There are many advantages to cloud computing, but its security risks still present a major obstacle when it comes to data confidentiality.
A traditional way to secure data in the cloud is through encryption. This mathematical technique is used to prevent unauthorized access to data by making sure it can only be accessed by intended recipients. There are many types of encryption techniques that can be used to protect data, and the search for new ones continues.
Researchers from India and Yemen propose a novel two-step cryptography technique that combines genetic technology with a mathematical technique. They published their paper in KeAi’s International Journal of Intelligent Networks and ScienceDirect.
The paper argues that this framework could transform the way data is secured. The method’s complexity and flexibility could lead to a paradigm shift in how data is handled.
One of authors, Fursan Thabit of India’s Swami Ramanand Teerth Marathwada University, explains that their method not only improves the complexity of the encryption, it also increases energy efficiency by reducing the number of encryption rounds required.
“Some existing famous ciphers use the Feistel structure for encryption and decryption. Others use the Network SP (Substitution-Permutation). The first level of our encryption uses a logical-mathematical function inspired by a combination of the two. Not only does it improve the complexity of the encryption, it also increases energy efficiency by reducing the number of encryption rounds required.”

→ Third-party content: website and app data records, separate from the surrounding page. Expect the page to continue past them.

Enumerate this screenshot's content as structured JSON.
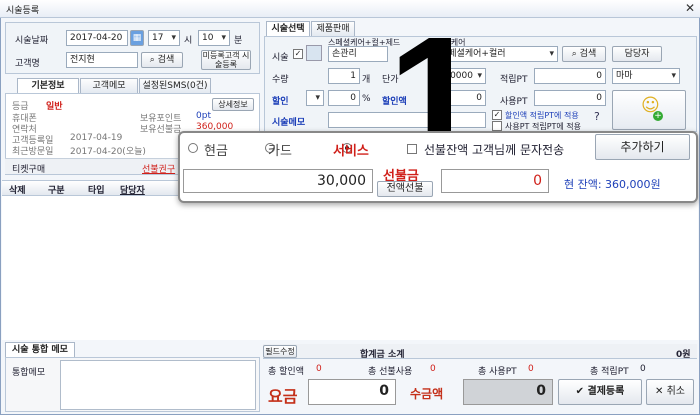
{
  "window": {
    "title": "시술등록"
  },
  "left": {
    "date_label": "시술날짜",
    "date_value": "2017-04-20",
    "hour": "17",
    "hour_unit": "시",
    "minute": "10",
    "minute_unit": "분",
    "customer_label": "고객명",
    "customer_value": "전지현",
    "search_btn": "검색",
    "unregistered_btn": "미등록고객 시술등록",
    "tabs": [
      "기본정보",
      "고객메모",
      "설정된SMS(0건)"
    ],
    "grade_label": "등급",
    "grade_value": "일반",
    "detail_btn": "상세정보",
    "holiday_label": "휴대폰",
    "points_label": "보유포인트",
    "points_value": "0pt",
    "contact_label": "연락처",
    "prepaid_label": "보유선불금",
    "prepaid_value": "360,000",
    "first_visit_label": "고객등록일",
    "first_visit_value": "2017-04-19",
    "last_visit_label": "최근방문일",
    "last_visit_value": "2017-04-20(오늘)",
    "ticket_label": "티켓구매",
    "ticket_value": "선불권구",
    "grid_cols": [
      "삭제",
      "구분",
      "타입",
      "담당자"
    ]
  },
  "right": {
    "tabs": [
      "시술선택",
      "제품판매"
    ],
    "sub_tab_a": "스페셜케어+컬+제드",
    "sub_tab_b": "기본케어",
    "service_label": "시술",
    "service_value": "손관리",
    "service2_value": "스페셜케어+컬러",
    "search_btn": "검색",
    "staff_btn": "담당자",
    "qty_label": "수량",
    "qty_value": "1",
    "qty_unit": "개",
    "price_label": "단가",
    "price_value": "30000",
    "earn_pt_label": "적립PT",
    "earn_pt_value": "0",
    "staff_value": "마마",
    "discount_label": "할인",
    "discount_value": "0",
    "discount_unit": "%",
    "discount_amt_label": "할인액",
    "discount_amt_value": "0",
    "use_pt_label": "사용PT",
    "use_pt_value": "0",
    "memo_label": "시술메모",
    "opt1": "할인액 적립PT에 적용",
    "opt2": "사용PT 적립PT에 적용"
  },
  "popup": {
    "pay_methods": [
      "현금",
      "카드",
      "서비스"
    ],
    "prepaid_checkbox": "선불잔액 고객님께 문자전송",
    "add_btn": "추가하기",
    "amount": "30,000",
    "prepaid_title": "선불금",
    "prepaid_sub": "전액선불",
    "prepaid_amount": "0",
    "balance_text": "현 잔액: 360,000원"
  },
  "overlay_number": "1",
  "bottom": {
    "memo_tab": "시술 통합 메모",
    "memo_label": "통합메모",
    "edit_btn": "필드수정",
    "total_label": "합계금 소계",
    "total_value": "0원",
    "disc_total_label": "총 할인액",
    "disc_total_value": "0",
    "prepaid_use_label": "총 선불사용",
    "prepaid_use_value": "0",
    "pt_use_label": "총 사용PT",
    "pt_use_value": "0",
    "pt_earn_label": "총 적립PT",
    "pt_earn_value": "0",
    "fee_label": "요금",
    "fee_value": "0",
    "receive_label": "수금액",
    "receive_value": "0",
    "pay_btn": "결제등록",
    "cancel_btn": "취소"
  },
  "colors": {
    "accent_red": "#d0201a",
    "accent_blue": "#1d3fb8",
    "panel": "#f0f4f8"
  }
}
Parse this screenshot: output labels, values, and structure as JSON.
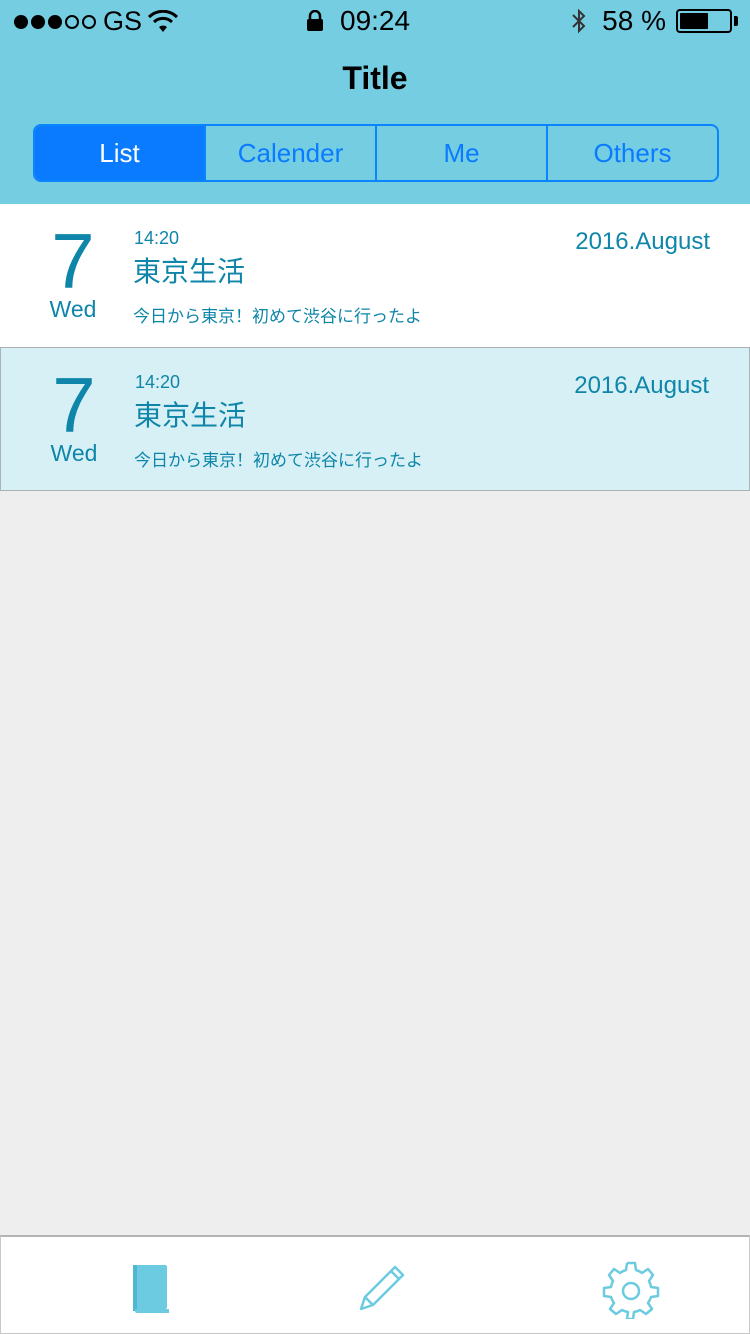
{
  "status_bar": {
    "carrier": "GS",
    "time": "09:24",
    "battery": "58 %",
    "signal_bars_filled": 3,
    "signal_bars_total": 5,
    "battery_level": 0.58
  },
  "header": {
    "title": "Title"
  },
  "segments": [
    {
      "label": "List",
      "active": true
    },
    {
      "label": "Calender",
      "active": false
    },
    {
      "label": "Me",
      "active": false
    },
    {
      "label": "Others",
      "active": false
    }
  ],
  "entries": [
    {
      "day": "7",
      "weekday": "Wed",
      "time": "14:20",
      "title": "東京生活",
      "body": "今日から東京！初めて渋谷に行ったよ",
      "month": "2016.August",
      "selected": false
    },
    {
      "day": "7",
      "weekday": "Wed",
      "time": "14:20",
      "title": "東京生活",
      "body": "今日から東京！初めて渋谷に行ったよ",
      "month": "2016.August",
      "selected": true
    }
  ],
  "tabbar": {
    "icons": [
      "book-icon",
      "pencil-icon",
      "gear-icon"
    ]
  },
  "colors": {
    "header_bg": "#75cde2",
    "accent_blue": "#0a7bff",
    "text_teal": "#0f86a9",
    "selected_row_bg": "#d7f0f5",
    "tab_icon": "#6ccbe0"
  }
}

The second layer is based on the concepts of genetics techniques based on the Central Dogma of Molecular Biology (CDMB). It mimics the natural processes of genetic coding (translation from binary to DNA bases), transcription (regeneration from DNA to mRNA), and translation (regeneration from mRNA to protein).
Thabit adds: “We are the first to mix the DNA, RNA and genetics techniques for a cryptographic purpose and the first to combine the technique of genetic encryption with mathematics to generate a complex key.”
The proposed novel algorithm can achieve high-security and flexible encryption as compared with other existing genetics encryption and symmetric key encryption techniques. The algorithm was evaluated by measuring various aspects of encryption, such as time, duration, the length of the cipher-text produced, and throughput.
“We found our proposed encryption scheme is safe for brute force, known plain-text attacks, encrypted text only, and differential cryptanalysis attacks. It has been tested on various data, including whitespace and special characters and it meets the CIA’s principle (Confidentiality, Data integrity, Availability),” Thabit said.
In addition, the algorithm’s structure – two layers of encryption requiring only four rounds of coding – makes it easier to compute and process and is energy efficient.